Because supply chain disruption is one of the leading causes of business volatility, the index is designed to help executives evaluate and manage the risk to their supply chain by determining the nine key drivers of risk in the listed territories.

“By giving executives easy access to authoritative information on factors that could disrupt their supply chains, the FM Global Resilience Index provides a simply way to analyse the potential for business risk and drive better decisions,” said Bret Ahnell, executive vice president at FM Global.

“Resilient supply chains give businesses a distinct advantage by protecting their operational integrity, revenue stream, market share and shareholder value. A fragile supply chain, on the other hand, often harms the company involved, sometimes for the long term.”
How did other countries fare?

Norway lost the top overall spot to Switzerland, a move put down to declining oil prices, and Kuwait experienced one of the biggest declines, dropping nine places from 50 to 59.

Meanwhile, Armenia and Malawi were two of the biggest risers in the Index since their consumption of oil had fallen meaning the countries were less exposed to oil market dynamics.

New Zealand ranked 15th in the 2016 rankings, dropping two places from 13th position last year.

The lowest-ranked country in 2016 was Venezuela (130th) for the second year in a row, followed in ascending order by the Dominican Republic, Kyrgyz Republic, Nicaragua, Mauritania, Ukraine, Egypt, Algeria, Jamaica and Honduras.

“Venezuela’s position at the bottom of the index reflects its exposures to the twin natural hazards of wind and earthquake, perceptions of lack of control of corruption and poor infrastructure, as well as ill-perceived local supplier quality,” the report said.

France (19th) and the UK (20th) retained their positions from last year, while Germany (4th) rose by two places.

The Brexit referendum, scheduled for 23 June, was said to be likely to affect the country’s future ranking if the vote to leave the European Union wins.

The US was divided into three regions, with the central US ranking 7th, Eastern US ranking 11th and Western US 21st.

Global insurers come together over natural disasters
Global insurance executives have come together in an insurance forum to help reduce the impact of natural disasters and climate change in developing markets, according to a report by Financial Times

The Insurance Development Forum (IDF) was launched in Paris last year in a climate change summit in aims of connecting the insurance industry and development agencies.
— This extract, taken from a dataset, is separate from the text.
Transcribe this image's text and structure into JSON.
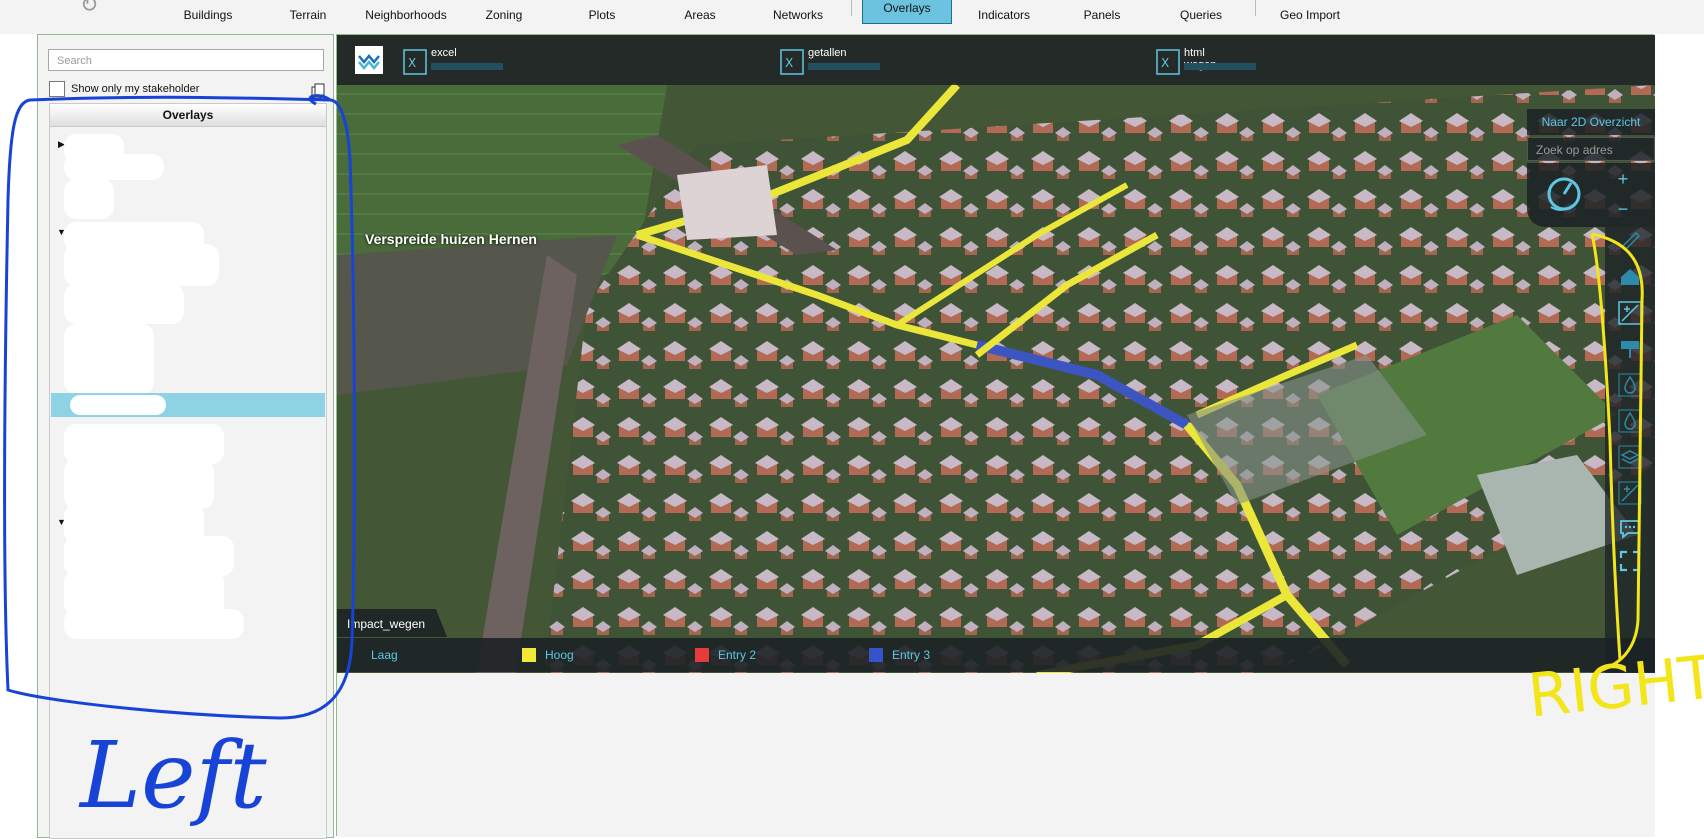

It brought together diverse institutions including the United Nations, the World Bank, government agencies, and insurance companies and brokers.

Comprising IDF’s steering group are Bank of England governor Mark Carney, Lloyd’s of London chief executive Inga Beale, Munich Re chairman Nikolaus von Bomhard, and incoming Swiss Re chief Christian Mumenthaler. Also among IDF’s rank of executives are Axa’s Denis Duverne, Scor’s Denis Kessler, and chief executives John Haley of Willis Towers Watson and Gregory Case of Aon.

Stephen Catlin, of XL Catlin, co-chairs IDF along with former New Zealand prime minister Helen Clark, and World Bank’s Joaquim Levy.

“I felt for a long time that our industry has been pretty hopeless at speaking with a single voice,” Catlin said to Financial Times. “I didn’t get turned down by anyone, which tells you something. There’s a lot of common interest in this, which is why so many chief executives are involved. We all feel that the product we sell has tremendous social value.”

Emerging countries vulnerable to natural disasters and climate change have long suffered from lack of coverage. The Nepal earthquake, for example, which according to Swiss Re is the biggest natural disaster of 2015, was not one of the top six insured catastrophe losses of that year.

Catlin told the Financial Times that the IDF will look at a range of options to ensure better coverage for those that need it most.

“It’s about giving more cover for emerging nations, especially for elemental perils which are on the increase,” adding that “solutions range from microinsurance right up to governments, regulators and banks seeing the benefit of having asset protections against catastrophe.”